Dataset rows describing interfaces –
__________

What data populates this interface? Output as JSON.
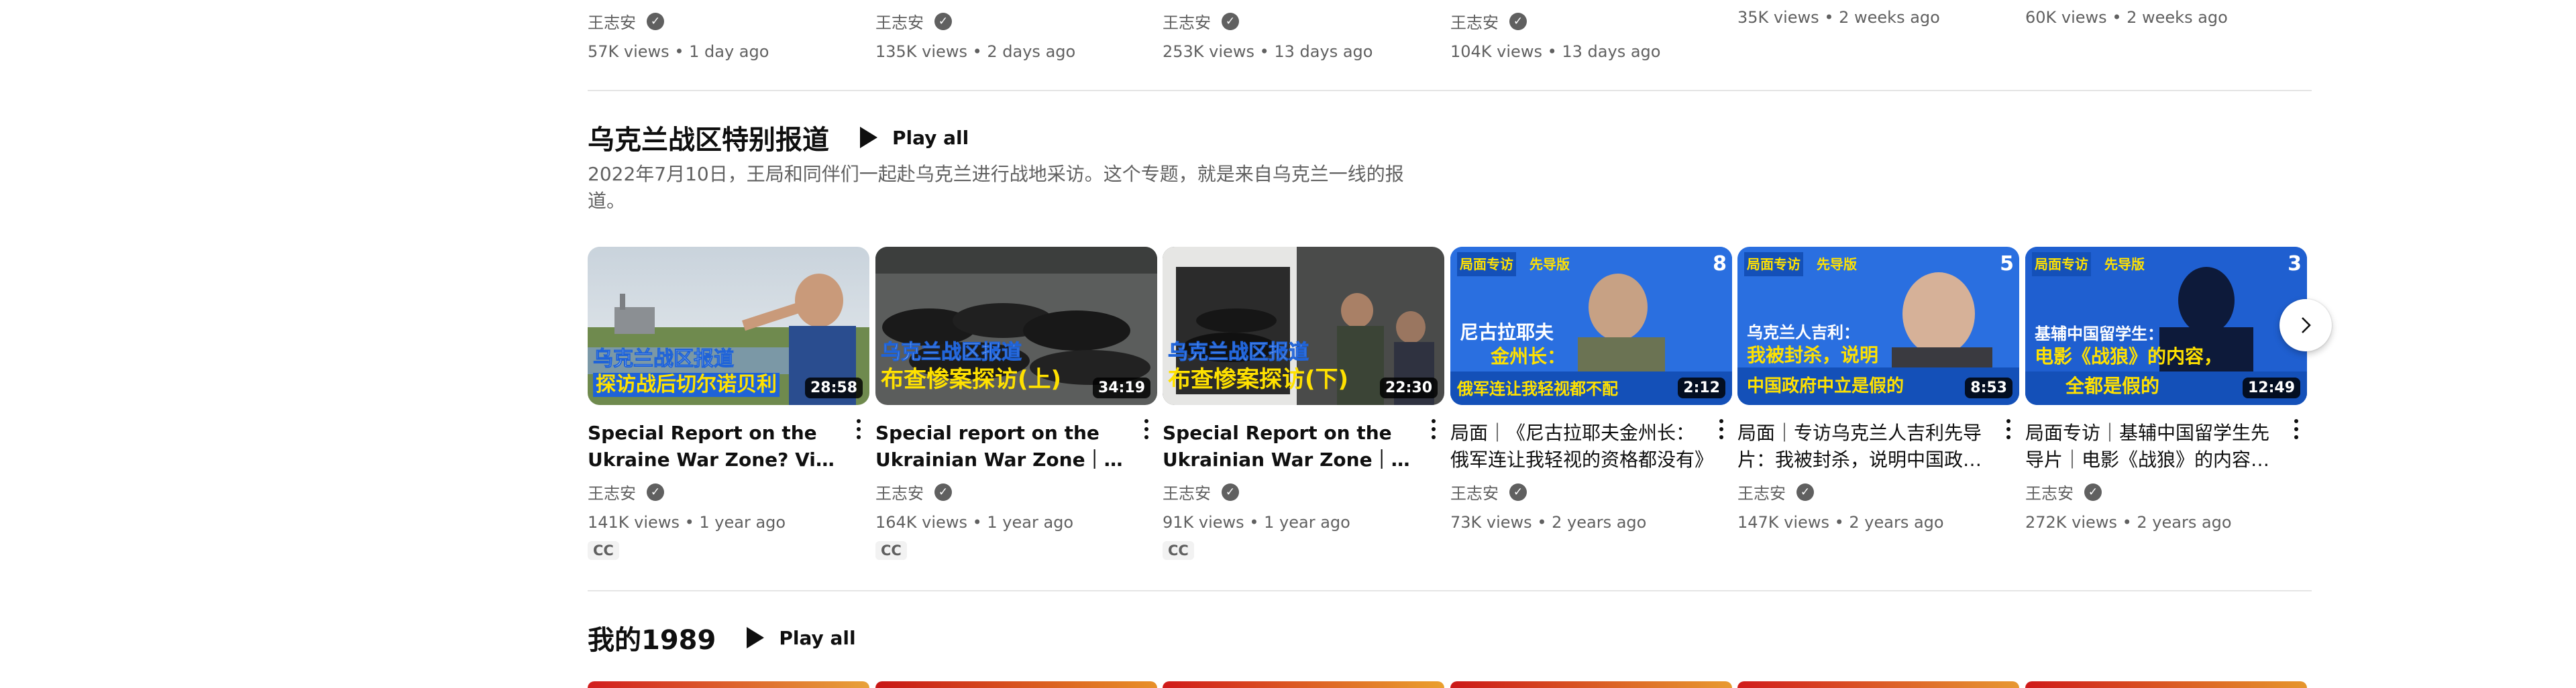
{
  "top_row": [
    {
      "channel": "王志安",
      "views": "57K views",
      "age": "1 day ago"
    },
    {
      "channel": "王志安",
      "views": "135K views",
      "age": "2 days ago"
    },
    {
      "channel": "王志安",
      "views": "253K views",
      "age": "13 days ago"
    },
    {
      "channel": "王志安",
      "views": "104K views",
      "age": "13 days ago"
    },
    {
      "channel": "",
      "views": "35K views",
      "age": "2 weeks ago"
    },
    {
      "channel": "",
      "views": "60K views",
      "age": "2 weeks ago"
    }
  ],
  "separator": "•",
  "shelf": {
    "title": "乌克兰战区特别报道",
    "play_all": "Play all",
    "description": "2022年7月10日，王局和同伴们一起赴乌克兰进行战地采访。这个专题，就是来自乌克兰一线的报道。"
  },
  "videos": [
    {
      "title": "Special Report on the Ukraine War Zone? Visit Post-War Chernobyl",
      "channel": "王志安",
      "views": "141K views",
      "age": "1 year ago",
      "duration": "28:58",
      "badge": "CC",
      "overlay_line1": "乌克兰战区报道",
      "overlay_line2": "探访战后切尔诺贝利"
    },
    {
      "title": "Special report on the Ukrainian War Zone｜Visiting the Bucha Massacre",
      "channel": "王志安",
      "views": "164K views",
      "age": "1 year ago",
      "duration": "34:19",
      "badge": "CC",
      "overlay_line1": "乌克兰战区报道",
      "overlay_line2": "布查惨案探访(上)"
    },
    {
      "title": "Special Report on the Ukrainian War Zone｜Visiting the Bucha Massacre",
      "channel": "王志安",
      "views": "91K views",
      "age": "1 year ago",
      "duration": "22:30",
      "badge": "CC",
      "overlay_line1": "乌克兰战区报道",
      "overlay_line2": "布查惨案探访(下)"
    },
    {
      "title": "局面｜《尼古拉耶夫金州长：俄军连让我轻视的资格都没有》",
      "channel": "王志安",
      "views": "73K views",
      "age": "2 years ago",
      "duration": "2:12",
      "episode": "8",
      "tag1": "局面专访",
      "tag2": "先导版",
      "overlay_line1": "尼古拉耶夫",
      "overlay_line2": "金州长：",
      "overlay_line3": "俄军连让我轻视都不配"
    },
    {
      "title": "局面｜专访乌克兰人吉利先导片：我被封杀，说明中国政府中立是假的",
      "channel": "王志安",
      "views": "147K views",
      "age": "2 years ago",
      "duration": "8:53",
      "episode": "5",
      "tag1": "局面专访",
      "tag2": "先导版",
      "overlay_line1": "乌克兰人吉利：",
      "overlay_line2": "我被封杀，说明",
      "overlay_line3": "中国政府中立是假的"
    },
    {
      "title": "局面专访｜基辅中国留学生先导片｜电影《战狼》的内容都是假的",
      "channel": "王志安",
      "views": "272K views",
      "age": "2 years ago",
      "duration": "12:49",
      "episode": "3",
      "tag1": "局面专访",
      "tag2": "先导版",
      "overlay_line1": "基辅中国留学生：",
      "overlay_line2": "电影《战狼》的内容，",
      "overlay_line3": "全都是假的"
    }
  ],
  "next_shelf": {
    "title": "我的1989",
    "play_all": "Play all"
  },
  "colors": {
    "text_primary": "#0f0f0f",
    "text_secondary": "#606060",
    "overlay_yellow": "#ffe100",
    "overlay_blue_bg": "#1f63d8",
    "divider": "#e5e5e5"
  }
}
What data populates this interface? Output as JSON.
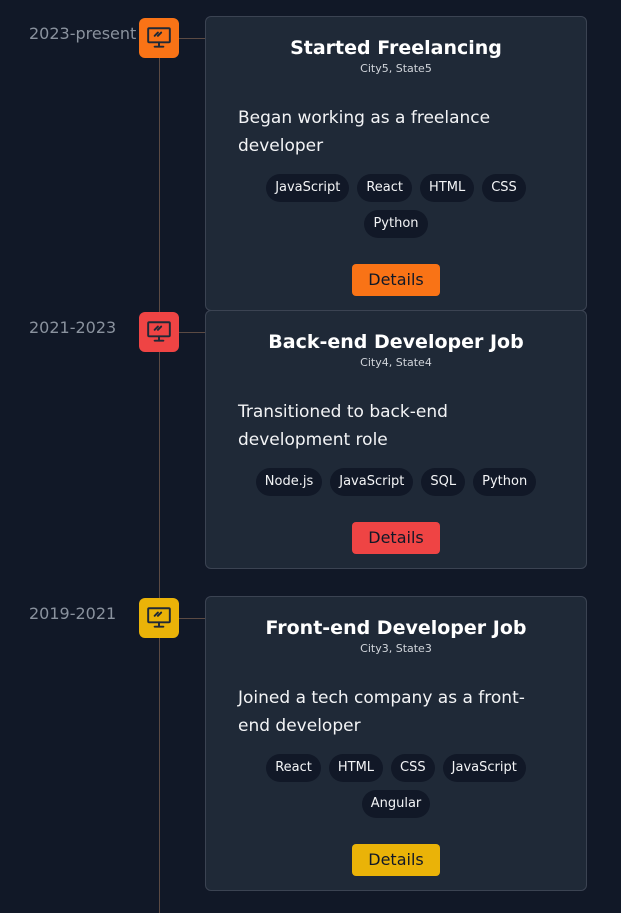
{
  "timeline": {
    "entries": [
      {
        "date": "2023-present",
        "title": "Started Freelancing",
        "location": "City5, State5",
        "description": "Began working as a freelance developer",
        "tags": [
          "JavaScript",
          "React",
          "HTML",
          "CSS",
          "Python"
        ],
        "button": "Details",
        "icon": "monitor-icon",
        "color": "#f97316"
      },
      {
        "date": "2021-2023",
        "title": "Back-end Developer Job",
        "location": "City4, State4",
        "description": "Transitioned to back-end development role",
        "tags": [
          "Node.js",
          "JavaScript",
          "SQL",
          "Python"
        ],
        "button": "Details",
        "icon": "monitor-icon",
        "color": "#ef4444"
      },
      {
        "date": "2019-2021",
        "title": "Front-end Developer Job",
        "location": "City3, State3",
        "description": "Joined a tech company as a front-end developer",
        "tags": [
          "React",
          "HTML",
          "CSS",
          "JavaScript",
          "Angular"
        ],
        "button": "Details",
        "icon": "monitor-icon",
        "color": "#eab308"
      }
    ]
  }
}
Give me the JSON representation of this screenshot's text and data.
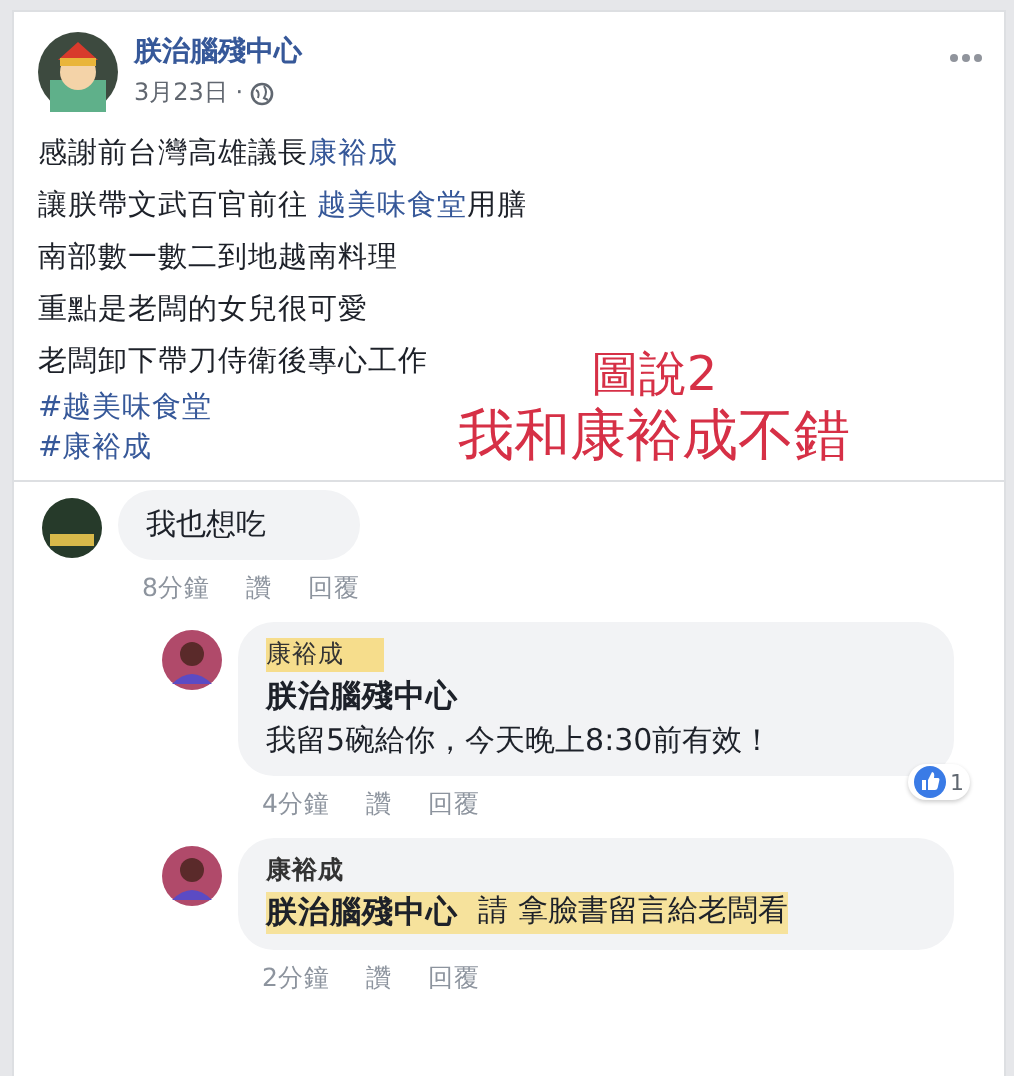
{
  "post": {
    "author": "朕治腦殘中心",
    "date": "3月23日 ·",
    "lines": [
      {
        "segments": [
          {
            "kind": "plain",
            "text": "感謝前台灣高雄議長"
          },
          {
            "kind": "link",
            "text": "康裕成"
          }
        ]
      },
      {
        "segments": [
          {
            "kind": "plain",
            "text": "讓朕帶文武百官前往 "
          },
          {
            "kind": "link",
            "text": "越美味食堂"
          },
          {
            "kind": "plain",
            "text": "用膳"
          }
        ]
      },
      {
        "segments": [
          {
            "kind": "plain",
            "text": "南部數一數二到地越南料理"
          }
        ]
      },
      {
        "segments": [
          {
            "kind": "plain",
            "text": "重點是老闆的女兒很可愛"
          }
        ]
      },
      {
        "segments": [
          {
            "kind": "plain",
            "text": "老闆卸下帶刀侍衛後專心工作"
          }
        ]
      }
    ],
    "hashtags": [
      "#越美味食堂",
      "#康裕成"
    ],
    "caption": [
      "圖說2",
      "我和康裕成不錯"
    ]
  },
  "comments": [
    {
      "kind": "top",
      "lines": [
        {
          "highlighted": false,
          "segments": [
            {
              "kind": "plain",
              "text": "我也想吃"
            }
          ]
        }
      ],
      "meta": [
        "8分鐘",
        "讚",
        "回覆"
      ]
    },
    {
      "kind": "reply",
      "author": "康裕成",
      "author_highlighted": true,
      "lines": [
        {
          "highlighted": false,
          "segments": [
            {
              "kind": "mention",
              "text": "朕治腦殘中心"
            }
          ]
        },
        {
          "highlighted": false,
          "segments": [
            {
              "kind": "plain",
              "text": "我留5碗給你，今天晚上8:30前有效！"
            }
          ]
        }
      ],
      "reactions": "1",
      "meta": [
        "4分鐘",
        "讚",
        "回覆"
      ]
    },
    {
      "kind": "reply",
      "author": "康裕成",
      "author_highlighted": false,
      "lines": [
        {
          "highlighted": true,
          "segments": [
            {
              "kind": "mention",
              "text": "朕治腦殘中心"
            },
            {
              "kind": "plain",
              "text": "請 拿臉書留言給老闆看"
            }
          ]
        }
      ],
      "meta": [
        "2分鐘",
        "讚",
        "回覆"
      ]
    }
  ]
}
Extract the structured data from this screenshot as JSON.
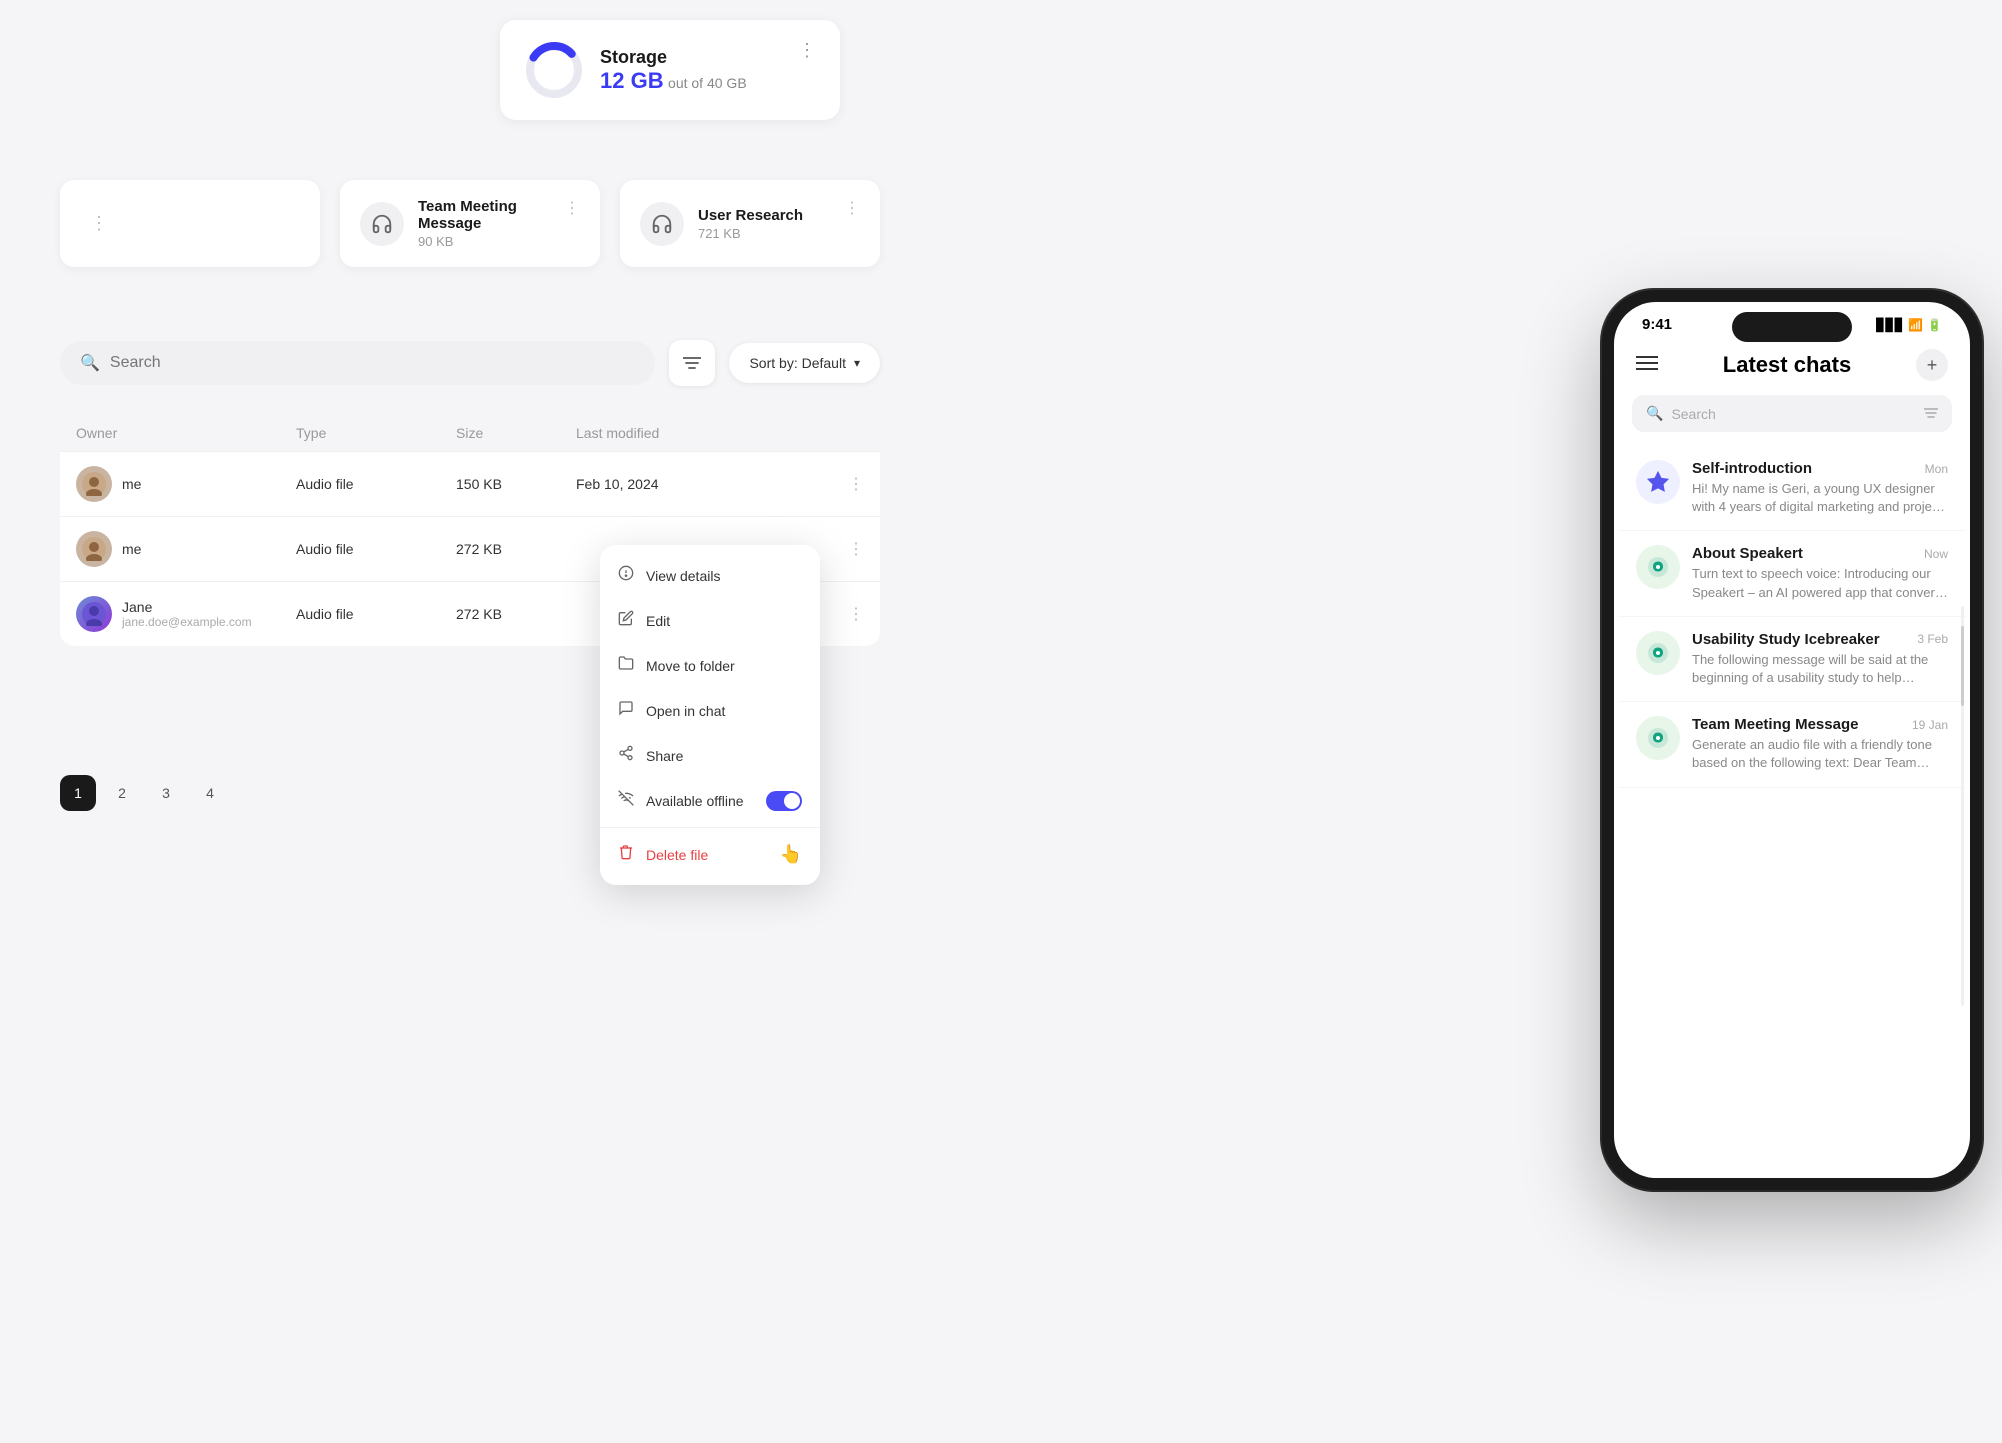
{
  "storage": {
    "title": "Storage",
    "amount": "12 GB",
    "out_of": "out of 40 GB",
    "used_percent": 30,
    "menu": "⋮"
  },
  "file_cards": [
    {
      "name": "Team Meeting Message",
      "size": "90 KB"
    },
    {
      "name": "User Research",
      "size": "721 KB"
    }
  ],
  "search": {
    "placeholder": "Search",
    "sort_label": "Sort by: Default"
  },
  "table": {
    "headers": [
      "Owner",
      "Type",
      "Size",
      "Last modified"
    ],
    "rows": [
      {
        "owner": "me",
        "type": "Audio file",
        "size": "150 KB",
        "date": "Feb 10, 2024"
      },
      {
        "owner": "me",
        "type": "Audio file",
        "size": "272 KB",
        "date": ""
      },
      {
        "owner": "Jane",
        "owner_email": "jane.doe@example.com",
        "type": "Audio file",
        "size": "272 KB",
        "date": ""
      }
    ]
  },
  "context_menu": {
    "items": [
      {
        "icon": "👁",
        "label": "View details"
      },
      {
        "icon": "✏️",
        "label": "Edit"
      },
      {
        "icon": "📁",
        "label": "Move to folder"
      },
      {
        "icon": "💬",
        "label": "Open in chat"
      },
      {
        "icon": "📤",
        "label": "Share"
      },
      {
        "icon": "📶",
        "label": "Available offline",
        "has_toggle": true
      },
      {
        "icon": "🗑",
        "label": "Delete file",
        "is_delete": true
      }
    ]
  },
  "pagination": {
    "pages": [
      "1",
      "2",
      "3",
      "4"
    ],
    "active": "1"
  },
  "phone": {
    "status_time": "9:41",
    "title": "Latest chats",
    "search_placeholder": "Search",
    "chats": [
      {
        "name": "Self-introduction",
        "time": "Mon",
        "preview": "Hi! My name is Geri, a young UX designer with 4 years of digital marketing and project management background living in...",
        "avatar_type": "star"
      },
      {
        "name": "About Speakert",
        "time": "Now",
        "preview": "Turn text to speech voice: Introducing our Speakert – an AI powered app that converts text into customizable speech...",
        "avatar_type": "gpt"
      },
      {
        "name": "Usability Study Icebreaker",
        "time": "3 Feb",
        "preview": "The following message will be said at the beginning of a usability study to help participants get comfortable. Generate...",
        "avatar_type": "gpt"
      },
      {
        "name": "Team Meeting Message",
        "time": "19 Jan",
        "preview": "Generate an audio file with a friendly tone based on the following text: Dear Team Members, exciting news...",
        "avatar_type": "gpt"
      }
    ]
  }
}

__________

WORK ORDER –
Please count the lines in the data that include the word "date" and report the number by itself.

EXPECTED ANSWER –
7